SNMP is the common language of network monitoring–it is integrated into most network infrastructure devices today, and many network management tools include the ability to pull and receive SNMP information. SNMP extends network visibility into network-attached devices by providing data collection services useful to any administrator. These devices include switches and routers as well as servers and printers. The following information is designed to give the reader a general understanding of what SNMP is, the benefits of SNMP, and the proper usage of SNMP as part of a complete network monitoring and management solution.
SNMP is widely used to manage devices in a network. Its components typically include a manager and an agent. The SNMP agents run on each device which has to be managed and provide information regarding the devices. This information is hard to comprehend in its native form, and that's where MIB files come in. These files provide a structure to read the SNMP-related information sent out by agents for each particular device. SNMP Network Monitoring is a process to monitor network devices like firewalls, routers, UPS, Printers, Operating Systems, Application servers, Web Services, DNS and so on, that can communicate with the SNMP protocol.
SNMP is a standard application layer protocol (defined by RFC 1157) that allows a management station (the software that collects SNMP information) to poll agents running on network devices for specific pieces of information.What the agents report is dependent on the device. For example, if the agent is running on a server, it might report the server’s processor utilization and memory usage. If the agent is
running on a router, it could report statistics such as interface utilization, priority queue levels, congestion notifications, environmental factors (i.e. fans are running, heat is acceptable), and interface status.
All SNMP-compliant devices include a specific text file called a Management Information Base (MIB). A MIB is a collection of hierarchically organized information that defines what specific data can be collected from that particular device. SNMP is the protocol used to access the information on the device the MIB describes. MIB compilers convert these text-based MIB modules into a format usable by SNMP management stations.With this information, the SNMP management station queries the device using different commands to obtain device-specific information.

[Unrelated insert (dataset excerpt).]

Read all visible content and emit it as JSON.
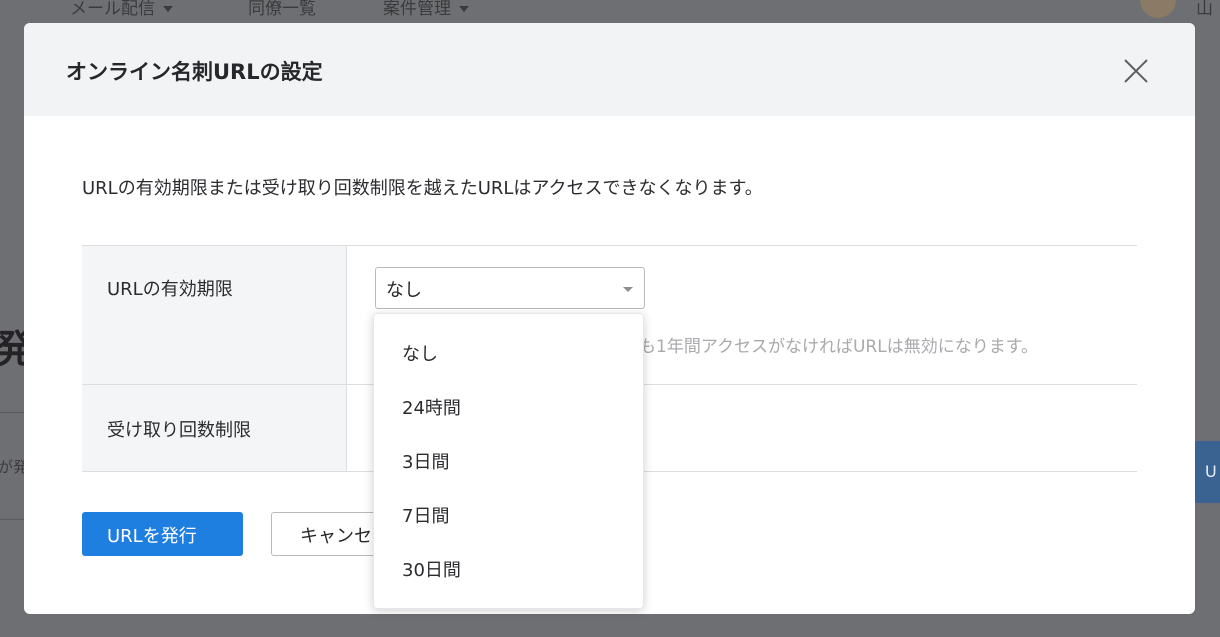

There are three principal commands that an SNMP management station uses to obtain information from an SNMP agent:
1. The get command collects statistics on SNMP devices.
2. The set command changes the values of variables stored within the device.
3. The trap command reports on unusual events that occur on the SNMP device.
The SNMP management console reviews and analyzes the different variables maintained by that device to report on device uptime, bandwidth utilization, and other network details.
Make no mistake-SNMP monitoring should be a part of any network management solution. But effective administration of enterprise networks requires more than SNMP management. Only a comprehensive network analyzer can deliver both in-depth analysis along with the ability to manage and view statistics from SNMP-
compliant devices. When selecting a network analyzer, choose a solution that provides full network coverage for multi-vendor hardware networks including a console for SNMP devices anywhere on your LAN or WAN. Also, look for a solution that includes a network mapping program that can help you visualize the network by
continually monitoring and displaying device and route statuses. In addition, the network analyzer should report information about services running on the primary devices. This information is important to an administrator of a single site, and invaluable to an administrator who is responsible for multiple sites. Often, the network mapping program is integrated with the SNMP management station, allowing the two systems to share information. This is accomplished by using the network mapping tool as a first step, SNMP as a high-level drill down, and finally a network analyzer for deeper level statistics and information.
A comprehensive network analyzer also includes a packet decoding and analysis tool. Providing the additional depth that SNMP management lacks, a network analyzer allows you to look beyond simple statistics into the actual frames being transmitted across the network. While network analyzers vary greatly in their feature sets some of the primary functions you should look for in addition to packet capture and decode is some form of Expert analysis for advanced problem identification and resolution, long-term reporting capabilities, and triggered notifications. These features can provide ongoing insight into the day-to-day operations of the
network, at a level beyond the scope of SNMP.
Our SNMP Monitor service implements SNMP protocol to monitor most devices that support SNMP. It can monitor network devices where SNMP agents are running. It uses MIB files that you have to provide for each device you wish to monitor and provides you with and easy-to-use tree structure from where you can select the attributes you would like to monitor. SNMP Network Monitoring solution is platform independent.